We explore peer-to-peer discussions which took place in a UK-based diabetes 'Virtual Clinic' online community. In particular, we seek to understand the rhetorical nature and content of exchanges over a period of six months from the community's inception. Data were captured weekly and analysis based on thematic discourse analysis. Two key issues emerged(More)
This paper examines similarities and differences in media discourses relating to methicillin resistant Staphylococcus aureus (MRSA) at three important points in the development of the bacterium and its perception by the public over the last decade. We analyse three increasingly large sets of texts from the national media using a variety of complementary(More)
This paper reports upon a qualitative interview study of 22 matrons, infection control staff and operating theatre staff who were questioned about their working lives and the role they played in the control of healthcare acquired infections such as MRSA virus in the UK. A theoretical framework drawing upon the work of Bourdieu is deployed as his notion of(More)

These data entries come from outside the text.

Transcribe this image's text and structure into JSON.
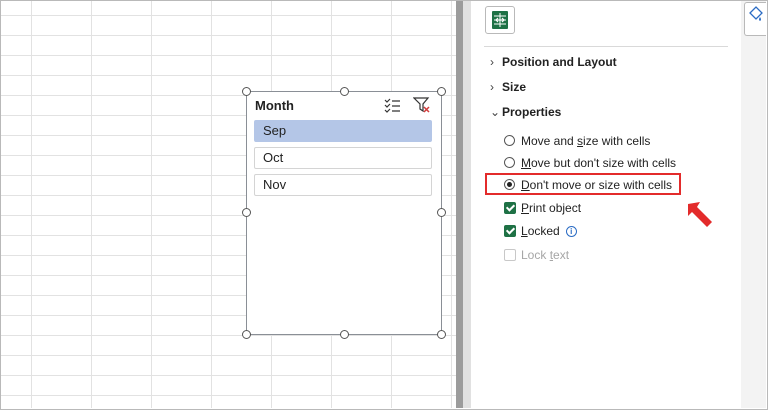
{
  "slicer": {
    "title": "Month",
    "items": [
      {
        "label": "Sep",
        "selected": true
      },
      {
        "label": "Oct",
        "selected": false
      },
      {
        "label": "Nov",
        "selected": false
      }
    ]
  },
  "pane": {
    "sections": {
      "position_layout": "Position and Layout",
      "size": "Size",
      "properties": "Properties"
    },
    "options": {
      "move_size_a": "Move and ",
      "move_size_u": "s",
      "move_size_b": "ize with cells",
      "move_only_u": "M",
      "move_only_b": "ove but don't size with cells",
      "dont_move_u": "D",
      "dont_move_b": "on't move or size with cells",
      "print_u": "P",
      "print_b": "rint object",
      "locked_u": "L",
      "locked_b": "ocked",
      "lock_text_a": "Lock ",
      "lock_text_u": "t",
      "lock_text_b": "ext"
    },
    "info_glyph": "i"
  },
  "colors": {
    "highlight": "#e32b2b",
    "check": "#1e7145",
    "slicer_selected": "#b4c6e7"
  }
}
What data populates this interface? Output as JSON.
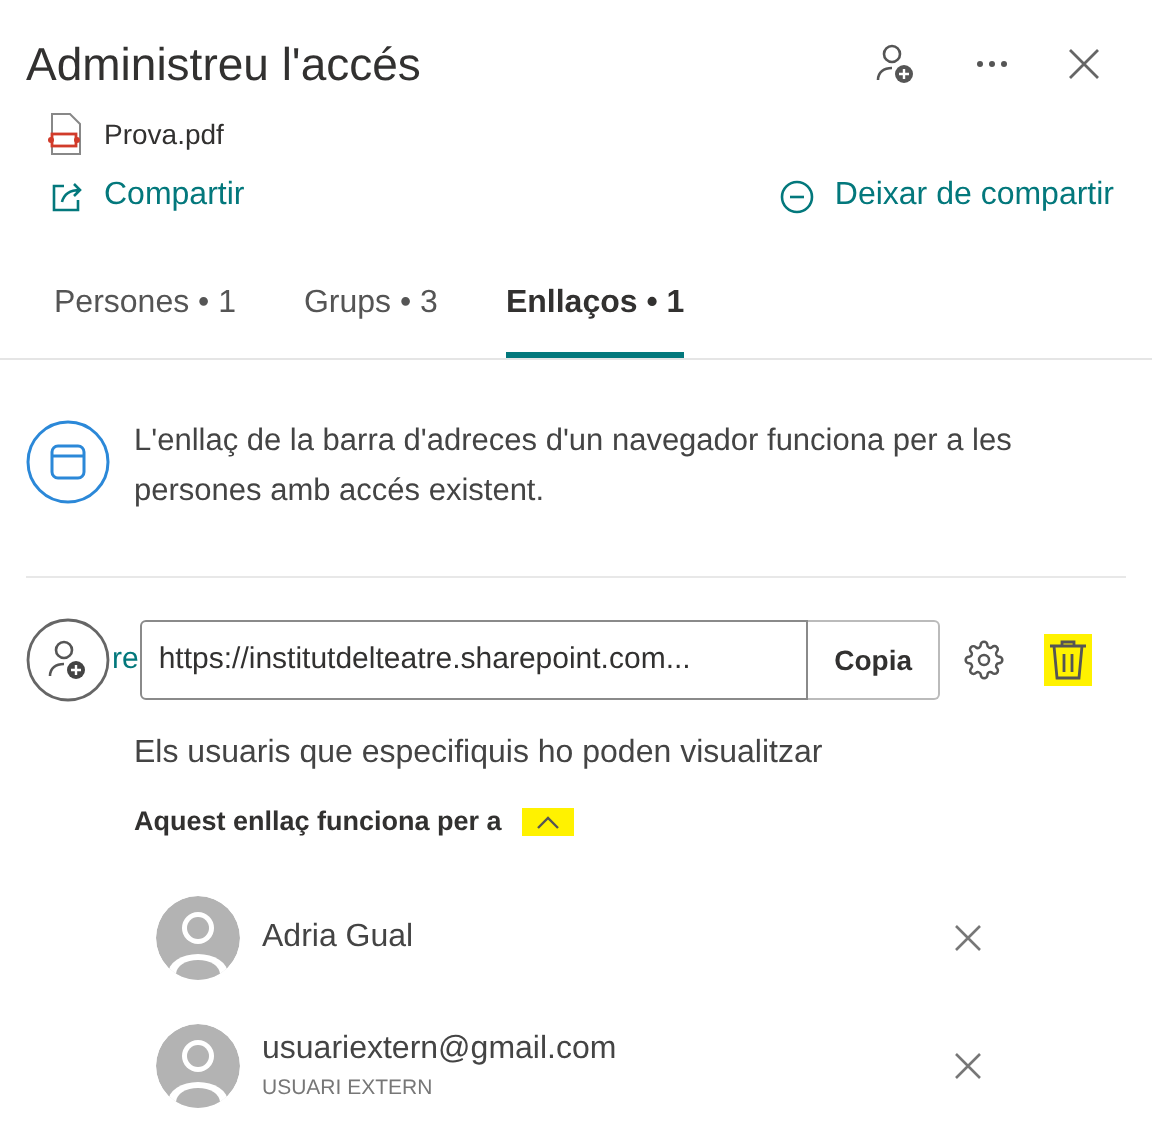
{
  "title": "Administreu l'accés",
  "file": {
    "name": "Prova.pdf"
  },
  "actions": {
    "share": "Compartir",
    "stop_sharing": "Deixar de compartir"
  },
  "tabs": [
    {
      "label": "Persones • 1",
      "selected": false
    },
    {
      "label": "Grups • 3",
      "selected": false
    },
    {
      "label": "Enllaços • 1",
      "selected": true
    }
  ],
  "info": "L'enllaç de la barra d'adreces d'un navegador funciona per a les persones amb accés existent.",
  "link": {
    "hidden_fragment": "re",
    "url": "https://institutdelteatre.sharepoint.com...",
    "copy": "Copia",
    "delete_highlighted": true
  },
  "permission": "Els usuaris que especifiquis ho poden visualitzar",
  "works_for": {
    "label": "Aquest enllaç funciona per a",
    "expanded": true,
    "highlighted": true
  },
  "people": [
    {
      "name": "Adria Gual"
    },
    {
      "name": "usuariextern@gmail.com",
      "subtitle": "USUARI EXTERN"
    }
  ]
}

Climate change has been the subject of increasing efforts by scientists to understand its causes and implications; it has been of growing interest to policymakers, international bodies, and a variety of nongovernment organizations; and it has attracted varied amounts of attention from traditional and, increasingly, onlinemedia. These developments have been(More)
By featuring news articles highlighting certain aspects of obesity and backgrounding others, the media can frame these aspects as especially applicable to how obesity should be understood and addressed. Despite the highest rates in Europe, news reports from Britain and Germany have come under little scholarly scrutiny. In this article, we explore frames and(More)
This article takes two events in the ongoing story of a predicted UK avian flu epidemic—“the dead parrot” (October 2005) and “the dying swan” (April 2006)—and examines the role and use of three interconnected metaphor scenarios (related to the notions of “journey,” “war,” and “house”) in the UK press coverage about avian influenza in 2005 and 2006. These(More)
Infectious diseases, such as methicillin-resistant Staphylococcus aureus and avian influenza, have recently been high on the agenda of policy makers and the public. Although hygiene and biosecurity are preferred options for disease management, policy makers have become increasingly aware of the critical role that communication assumes in protecting people(More)
This exploratory study set out to analyse discourse about 'friendly bacteria' by scrutinising data from focus groups convened to discuss participants' reasons for choosing probiotic food products and to set their use of probiotics in context in relation to other food choices. In discussing food choice and dietary patterns, participants in the five focus(More)